By Marjorie Nesin
---- — An unidentified man working a city construction job for a private contractor on Perkins Street was transported to the hospital Friday morning after a small piece from a saw snapped off and lodged in his neck.
The Fire Department’s Rescue Squad rushed the man to Beverly Hospital, with the 2 inch by 1/8-inch piece of metal saw still in his neck shortly after 10:30 a.m.
The debris that struck the man was a bit of diamond that lined the blade of a stone-cutting circle saw being used by a fellow employee of C. Naughton Corp. construction nearby, according to Fire Captain Phil Harvey.
The man was conscious and alert when paramedics arrived on scene at Perkins Street, but paramedics were still concerned about the foreign object in the man’s neck.
“Essentially at the speed that it’s traveling, it’s a little dart,” Harvey said. “It wasn’t a huge wound or anything but it hit him in the right spot for us to be concerned.”
Harvey said firefighters, when they heard the piece had struck the man’s neck, initially called to check if a MedFlight helicopter would be available.
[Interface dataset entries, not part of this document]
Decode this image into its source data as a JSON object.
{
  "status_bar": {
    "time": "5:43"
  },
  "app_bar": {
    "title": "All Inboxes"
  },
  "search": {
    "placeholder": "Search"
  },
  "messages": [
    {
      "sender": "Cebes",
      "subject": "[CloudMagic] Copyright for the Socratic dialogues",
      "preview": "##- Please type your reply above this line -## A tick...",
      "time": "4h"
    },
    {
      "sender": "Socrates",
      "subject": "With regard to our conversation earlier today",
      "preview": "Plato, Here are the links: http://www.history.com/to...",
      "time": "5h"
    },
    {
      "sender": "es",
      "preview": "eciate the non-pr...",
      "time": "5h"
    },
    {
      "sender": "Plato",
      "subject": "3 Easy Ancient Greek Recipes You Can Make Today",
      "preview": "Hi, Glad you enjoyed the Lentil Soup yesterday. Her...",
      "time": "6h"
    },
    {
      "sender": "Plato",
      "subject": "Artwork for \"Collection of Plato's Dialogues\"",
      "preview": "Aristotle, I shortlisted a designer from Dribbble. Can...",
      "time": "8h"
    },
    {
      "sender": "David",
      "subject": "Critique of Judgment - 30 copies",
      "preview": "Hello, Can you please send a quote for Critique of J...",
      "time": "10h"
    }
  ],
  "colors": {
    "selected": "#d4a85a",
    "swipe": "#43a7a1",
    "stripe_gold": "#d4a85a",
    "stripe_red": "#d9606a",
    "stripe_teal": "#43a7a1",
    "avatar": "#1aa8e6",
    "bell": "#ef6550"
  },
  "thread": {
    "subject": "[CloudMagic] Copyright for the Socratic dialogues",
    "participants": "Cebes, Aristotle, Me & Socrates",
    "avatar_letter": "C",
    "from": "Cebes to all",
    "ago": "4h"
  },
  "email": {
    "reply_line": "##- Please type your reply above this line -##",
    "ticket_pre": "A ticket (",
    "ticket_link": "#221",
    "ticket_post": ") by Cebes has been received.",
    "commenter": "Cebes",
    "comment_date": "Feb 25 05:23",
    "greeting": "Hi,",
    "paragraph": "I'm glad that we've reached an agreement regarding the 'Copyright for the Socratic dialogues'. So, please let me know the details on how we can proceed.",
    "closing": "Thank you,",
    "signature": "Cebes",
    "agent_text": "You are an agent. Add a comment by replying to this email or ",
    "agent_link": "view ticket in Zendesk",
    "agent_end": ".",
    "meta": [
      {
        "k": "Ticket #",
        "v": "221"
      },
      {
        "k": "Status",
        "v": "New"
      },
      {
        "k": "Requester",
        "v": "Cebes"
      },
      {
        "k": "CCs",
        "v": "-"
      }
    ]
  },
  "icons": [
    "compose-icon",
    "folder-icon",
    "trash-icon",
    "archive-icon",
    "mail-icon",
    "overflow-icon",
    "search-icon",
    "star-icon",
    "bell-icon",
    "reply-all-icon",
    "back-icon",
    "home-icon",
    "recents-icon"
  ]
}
But, because of weather the helicopter service was down and firefighters decided to transport the man to Beverly Hospital by ambulance.
A representative at C. Naughton Corp. out of Weymouth did not return calls for comment Friday on the worker’s condition or on the cause of the accident.
The man’s coworkers told paramedics that having a piece of a saw chipping off like the can happen after some wear and tear, though it is unusual that the piece strikes a person.
”Apparently, it’s something that happens,” Harvey said. “They get some wear and tear on them, they heat up, and these little pieces will fly off.”
A U.S. Dept. of Labor collection of records that dates back to 1996, however, shows C. Naughton Corp. has had no reported Occupational Safety and Health Administration violations in its file.
The construction crew had been hired to work on city water and plumbing pipes as part of the city’s combined sewer overflow project, according to Department of Public Works Director Mike Hale.
The combined sewer overflow — or CSO — project, required by a modified consent decree with the U.S. Environmental Protection Agency and the state Department of Environmental Protection, began in 2006 and has cost roughly $25 million to $30 million to date.
Most recently, crews like the one working Friday have been separating the water flows so that they no longer mix along Mount Vernon, Perkins, Staten, Prospect, Marchant, Warner, Spring and Main streets, as well as Herrick, Spring, and Winchester courts.
The city began work on the sewers based on the U.S. Clean Water Act, which mandates that no wastewater flow into the harbor, ocean and estuaries.
Marjorie Nesin can be reached at 978-283-7000, x3451, or at firstname.lastname@example.org.